5. Now that we have selected the top options, we need to discuss them with the key stakeholders and decision-makers to get buy-in for a single option so that a successful implementation can follow. This discussion is especially important when future-based assumptions have been made in the analysis. For example, if we’ve assumed a 5% growth in demand and assumed the price of crude at $85/bbl to choose the best solution, will our choice still be the best one if our demand only grows by 2% and the price of crude moves to $100/bbl? If there is a lot of uncertainty in these key parameters, it is important that all stakeholders have a good understanding of the risks associated with each of the options presented. In fact, it may well be time for a more robust type of optimization analysis, but that will be the subject of a future blog article.
6. With all stakeholders on board, it is time to implement our new plan to achieve our sustainability goals. In addition to the communication, selling and training/education facets of our change management plan, we need to include a measurement system ensure we are getting the improvements we anticipated and to check for unintended consequences of our change. This measurement system will also directly feed the last step in this process…
7. … which is to periodically recheck our assumptions and refine our analysis and plan as external events like new customers or unanticipated costs present themselves, or as we find that a key assumption does not hold true for our sustainability gains.
Can Sustainability and Profitability Go Hand in Hand?
As in many broad-based business questions, it depends. Many companies are finding that their search for sustainability is also leading to reductions in cost, particularly in the area of greenhouse gas reduction. In these companies, the addition of the carbon footprint to the optimization equation further strengthens the case to improve transportation efficiency or improve production planning and scheduling to produce only what is needed by a customer and only when it’s needed.

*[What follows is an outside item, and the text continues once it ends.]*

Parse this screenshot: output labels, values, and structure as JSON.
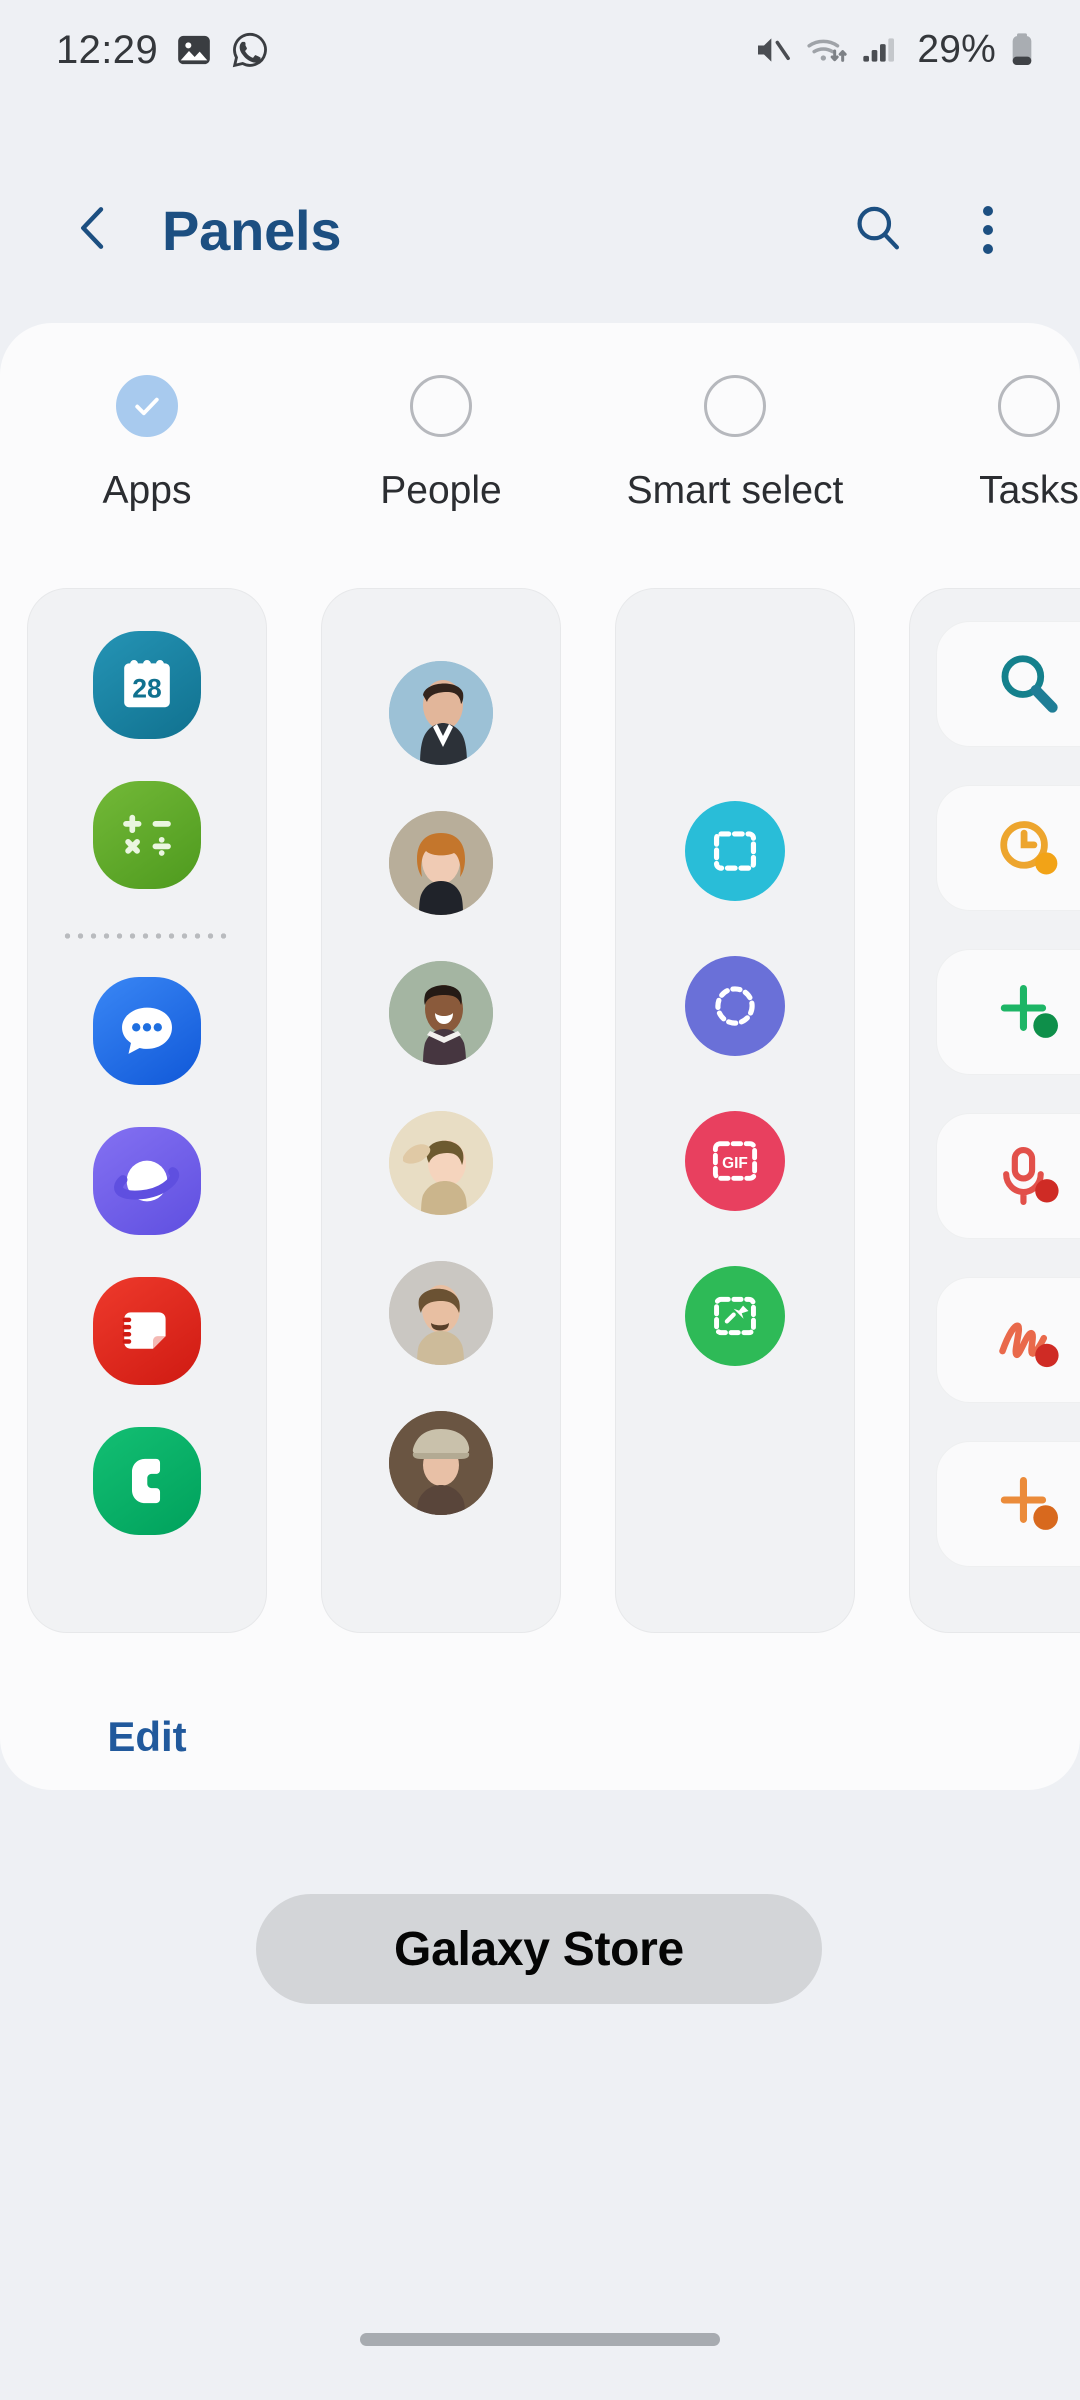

In other companies, for example those that are looking to reduce watershed impact, they may find that a small increase in cost will result in a very large reduction in watershed impact. Although this may show up as a short term “hit” to the P&L, it can be a large source of goodwill that will translate into greater customer loyalty for years to come. It is important to remember that from our neighborhoods to national governments and international organizations like the UN, we all receive a “license to operate,” both from the regulatory and the public opinion perspective. Our customers want to know what we’re doing about sustainability and so do our communities and governments. We need to be able to show them tangible results.
In the end, adding sustainability into your supply ch
ain goals is simply another tradeoff in an existing decision making process based on tradeoffs. However, considering sustainability from the beginning of the process allows you to influence your corporate culture and processes to be more responsive to an ever growing set of business objectives.
This article was written by Ted Schaefer, Director of Logistics and Supply Chain Services at Profit Point.